Record set:
════════
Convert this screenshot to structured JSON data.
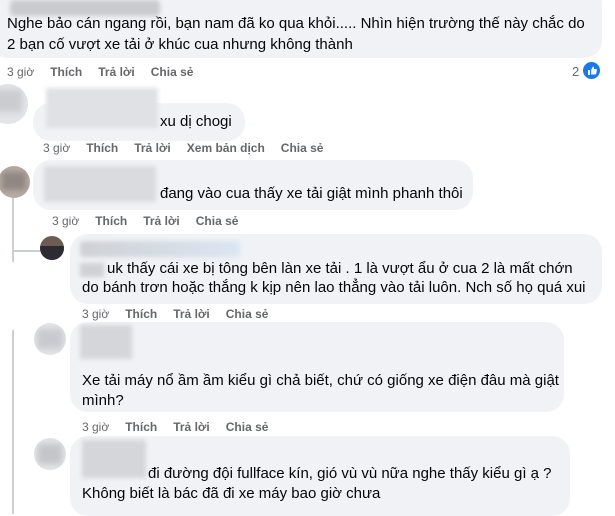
{
  "comments": [
    {
      "text_lines": [
        "Nghe bảo cán ngang rồi, bạn nam đã ko qua khỏi..... Nhìn hiện trường thế này chắc do",
        "2 bạn cố vượt xe tải ở khúc cua nhưng không thành"
      ],
      "actions": [
        "3 giờ",
        "Thích",
        "Trả lời",
        "Chia sẻ"
      ],
      "reaction_count": "2"
    },
    {
      "text_lines": [
        "xu dị chogi"
      ],
      "actions": [
        "3 giờ",
        "Thích",
        "Trả lời",
        "Xem bản dịch",
        "Chia sẻ"
      ]
    },
    {
      "text_lines": [
        "đang vào cua thấy xe tải giật mình phanh thôi"
      ],
      "actions": [
        "3 giờ",
        "Thích",
        "Trả lời",
        "Chia sẻ"
      ]
    },
    {
      "text_lines": [
        "uk thấy cái xe bị tông bên làn xe tải . 1 là vượt ẩu ở cua 2 là mất chớn",
        "do bánh trơn hoặc thắng k kịp nên lao thẳng vào tải luôn. Nch số họ quá xui"
      ],
      "actions": [
        "3 giờ",
        "Thích",
        "Trả lời",
        "Chia sẻ"
      ]
    },
    {
      "text_lines": [
        "Xe tải máy nổ ầm ầm kiểu gì chả biết, chứ có giống xe điện đâu mà giật",
        "mình?"
      ],
      "actions": [
        "3 giờ",
        "Thích",
        "Trả lời",
        "Chia sẻ"
      ]
    },
    {
      "text_lines": [
        "đi đường đội fullface kín, gió vù vù nữa nghe thấy kiểu gì ạ ?",
        "Không biết là bác đã đi xe máy bao giờ chưa"
      ]
    }
  ],
  "colors": {
    "bubble": "#f0f2f5",
    "meta": "#65676b",
    "like_badge": "#1877f2"
  },
  "icons": [
    "like-icon"
  ]
}
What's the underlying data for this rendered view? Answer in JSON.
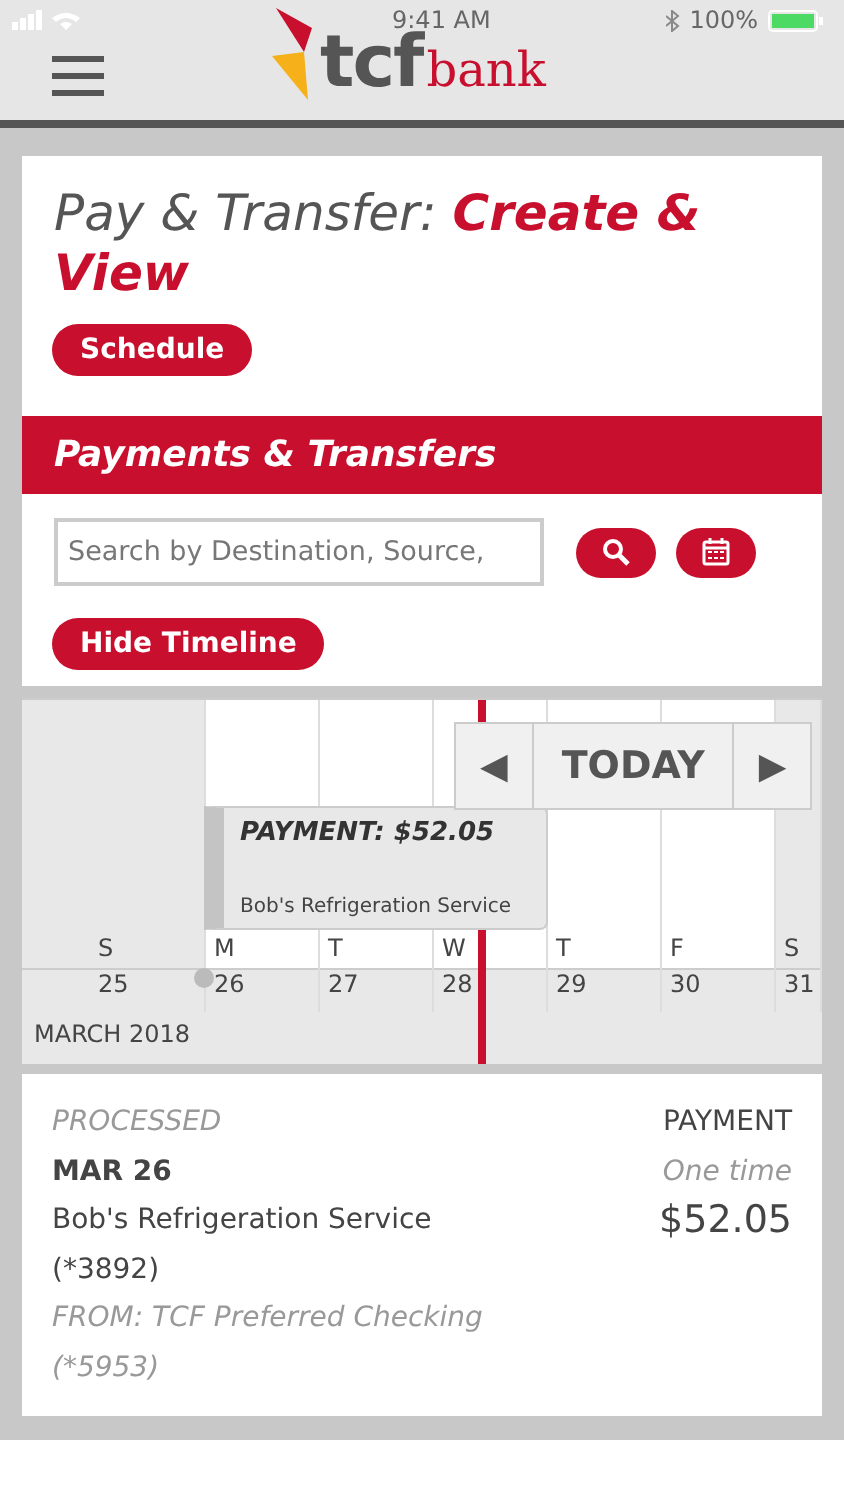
{
  "status_bar": {
    "time": "9:41 AM",
    "battery": "100%"
  },
  "header": {
    "logo_main": "tcf",
    "logo_sub": "bank"
  },
  "title": {
    "prefix": "Pay & Transfer: ",
    "highlight": "Create & View"
  },
  "schedule_button": "Schedule",
  "section_title": "Payments & Transfers",
  "search": {
    "placeholder": "Search by Destination, Source,"
  },
  "hide_timeline_button": "Hide Timeline",
  "timeline": {
    "nav": {
      "prev": "◀",
      "today": "TODAY",
      "next": "▶"
    },
    "days": [
      {
        "letter": "S",
        "date": "25",
        "weekend": true
      },
      {
        "letter": "M",
        "date": "26",
        "weekend": false
      },
      {
        "letter": "T",
        "date": "27",
        "weekend": false
      },
      {
        "letter": "W",
        "date": "28",
        "weekend": false
      },
      {
        "letter": "T",
        "date": "29",
        "weekend": false
      },
      {
        "letter": "F",
        "date": "30",
        "weekend": false
      },
      {
        "letter": "S",
        "date": "31",
        "weekend": true
      }
    ],
    "month": "MARCH 2018",
    "event": {
      "title": "PAYMENT: $52.05",
      "payee": "Bob's Refrigeration Service"
    }
  },
  "transaction": {
    "status": "PROCESSED",
    "date": "MAR 26",
    "payee": "Bob's Refrigeration Service",
    "payee_account": "(*3892)",
    "from": "FROM: TCF Preferred Checking",
    "from_account": "(*5953)",
    "type": "PAYMENT",
    "frequency": "One time",
    "amount": "$52.05"
  }
}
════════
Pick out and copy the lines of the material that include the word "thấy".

        "đang vào cua thấy xe tải giật mình phanh thôi"
        "uk thấy cái xe bị tông bên làn xe tải . 1 là vượt ẩu ở cua 2 là mất chớn",
        "đi đường đội fullface kín, gió vù vù nữa nghe thấy kiểu gì ạ ?",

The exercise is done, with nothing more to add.